  • The absence of exemptions for journalistic activities under the DPDP Act poses significant challenges to media practitioners.
  • Journalists often rely on access to personal data, obtained through extensive research and investigation, to uncover stories of public interest. However, under the new law, journalists would be obligated to seek consent from individuals before utilizing their personal data for reporting.
  • Moreover, individuals featured in news stories could invoke their right to erasure, demanding the removal of published articles containing their personal information.


  • The implications of these regulatory changes are far-reaching, potentially undermining the role of journalism as a watchdog of democracy.
  • Journalists may face obstacles in accessing vital information necessary for investigative reporting, hampering their ability to hold the government and public officials accountable.
  • Furthermore, the government’s authority to compel data processors to disclose information could jeopardize journalists’ confidentiality agreements with sources, compromising the integrity of investigative journalism.

Suggested Measures:

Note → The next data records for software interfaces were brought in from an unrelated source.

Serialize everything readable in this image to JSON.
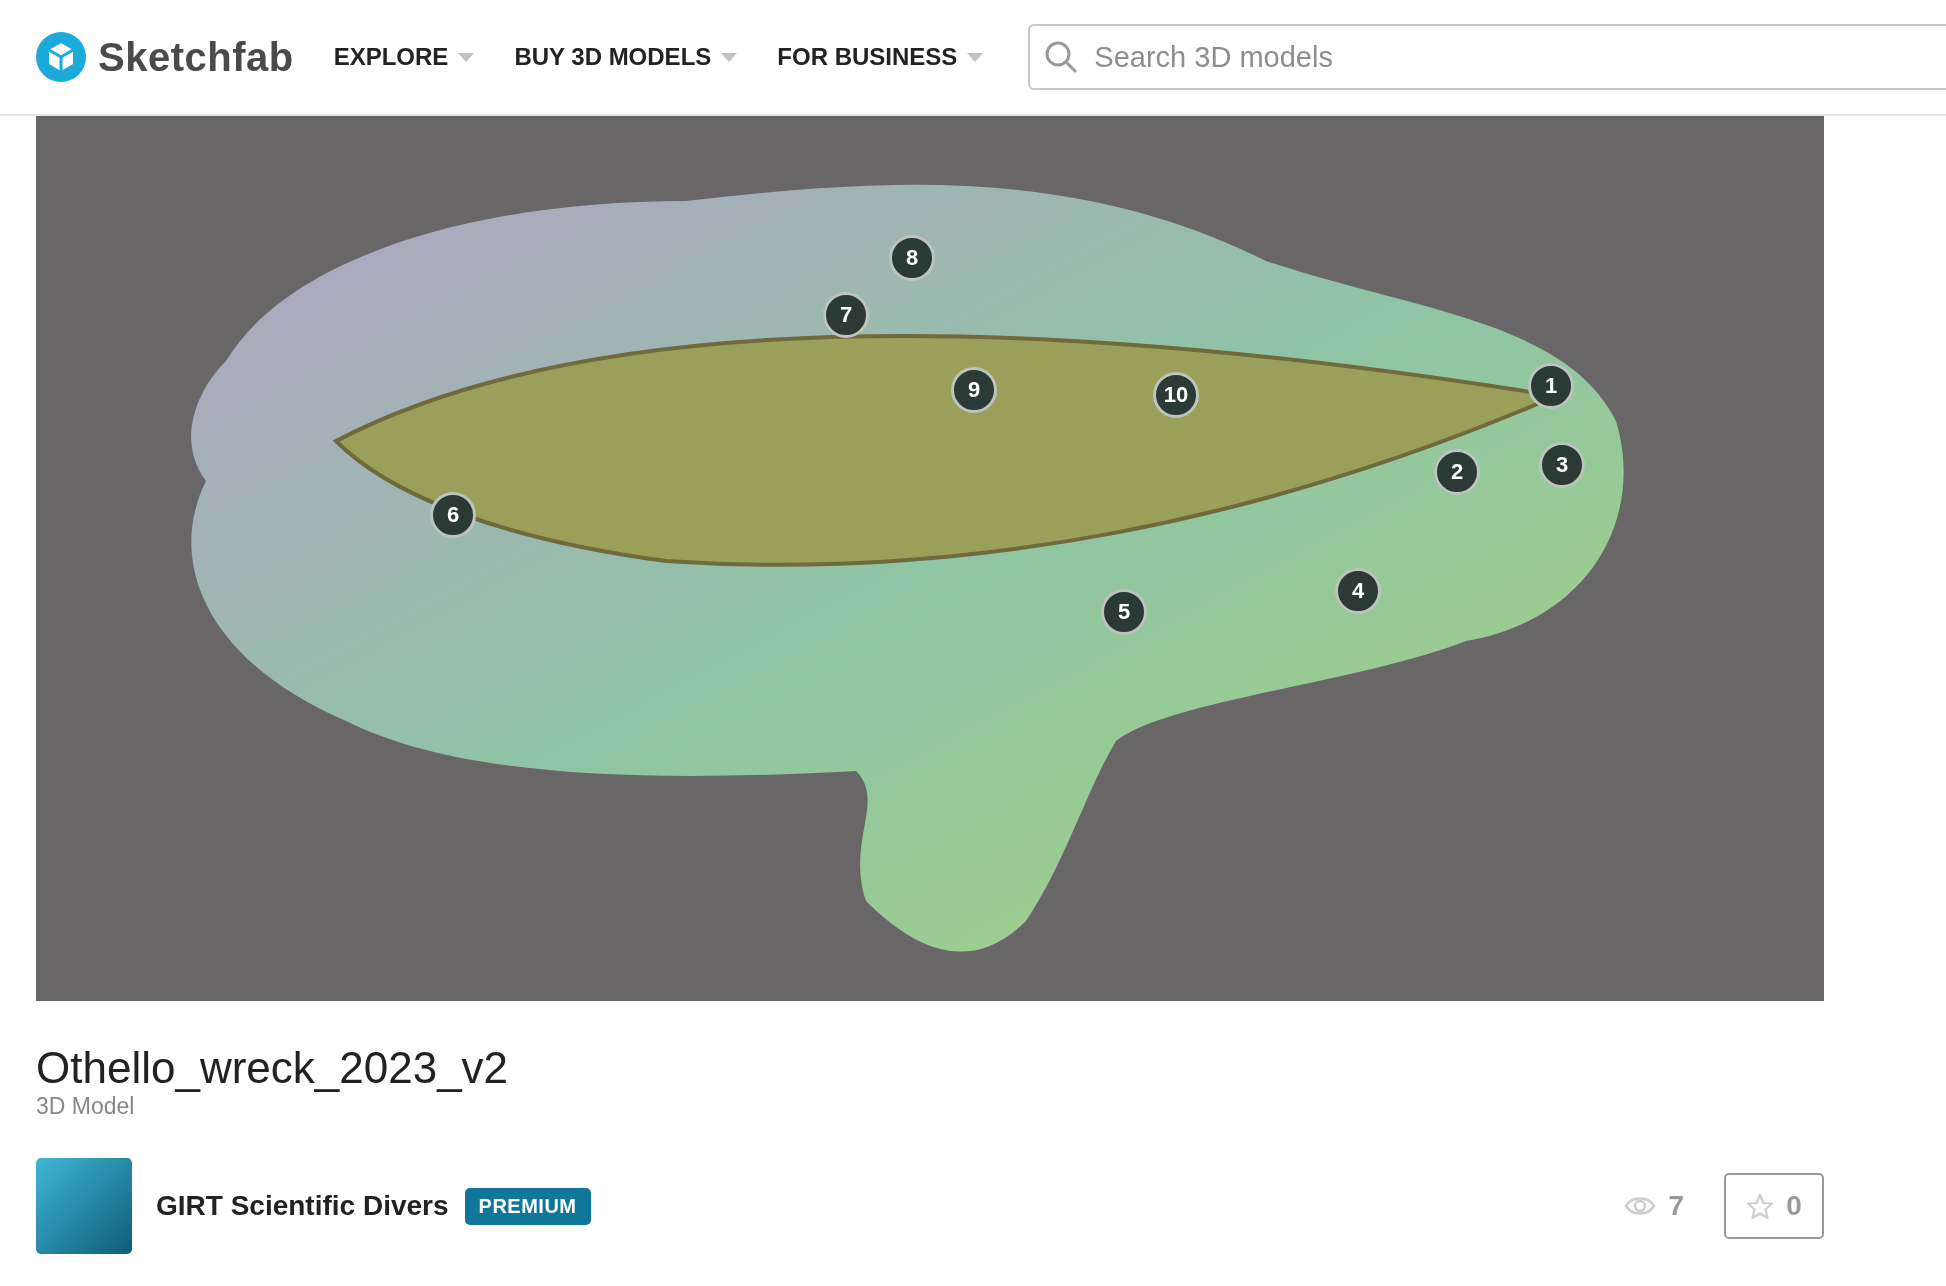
{
  "header": {
    "logo": "Sketchfab",
    "nav": [
      {
        "label": "EXPLORE"
      },
      {
        "label": "BUY 3D MODELS"
      },
      {
        "label": "FOR BUSINESS"
      }
    ],
    "search": {
      "placeholder": "Search 3D models"
    }
  },
  "viewer": {
    "hotspots": [
      "1",
      "2",
      "3",
      "4",
      "5",
      "6",
      "7",
      "8",
      "9",
      "10"
    ]
  },
  "model": {
    "title": "Othello_wreck_2023_v2",
    "subtitle": "3D Model"
  },
  "author": {
    "name": "GIRT Scientific Divers",
    "badge": "PREMIUM"
  },
  "stats": {
    "views": "7",
    "likes": "0"
  }
}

  • Transparent Consultation Process: The government should adopt a transparent and inclusive consultation process to solicit feedback from stakeholders, including journalists and media organizations. Open dialogue and deliberation can help identify potential challenges and ensure that the DPDP Act strikes an appropriate balance between privacy protection and press freedom.
  • Legislative Remedies: The government has the authority to issue exemptions for specific entities or classes of data processors under the DPDP Act. Therefore, it is imperative for policymakers to promptly enact provisions exempting journalistic entities from stringent data protection obligations. This legislative remedy would mitigate the adverse effects of the law on journalistic free speech.
  • Public Disclosure of Feedback: The government should release public reports detailing the feedback received during the consultation process and the rationale behind its decision-making. Transparency in policymaking fosters accountability and ensures that diverse perspectives are considered in the formulation of legislation.
  • Strengthened Legal Safeguards: In addition to exemptions, the DPDP Act should include robust safeguards to protect journalistic activities. Provisions safeguarding journalistic freedom of expression and confidentiality should be enshrined in the core text of the law, ensuring enduring protection for press freedom.

Rights of media:

  • Although Freedom of the Press is not explicitly mentioned in the Constitution, it is generally understood to fall under Freedom of Speech and Expression, affording media entities the same rights as ordinary citizens.
  • Media possess specific rights to scrutinize the government and highlight issues of public concern through various media platforms. These rights include:
    • Defamation and freedom of the press
    • Freedom of speech and expression
    • The right to publish and disseminate information
    • The right to receive information
    • The right to conduct interviews
    • The right to report on court proceedings
    • The right to advertise
  • However, Article 19(2) imposes certain limitations to safeguard national interests and integrity. These restrictions can be applied in cases involving:
    • Threats against the sovereignty and integrity of India
    • State security
    • Maintaining friendly relations with foreign nations
    • Public order, decency, or morality
    • Contempt of court
    • Defamation
    • Incitement to commit an offense


As India navigates the complex landscape of digital governance, it must prioritize the preservation of press freedom while advancing privacy protection objectives. By engaging in transparent consultation processes, enacting legislative remedies, and strengthening legal safeguards, policymakers can mitigate the unintended consequences of the DPDP Act on journalistic free speech.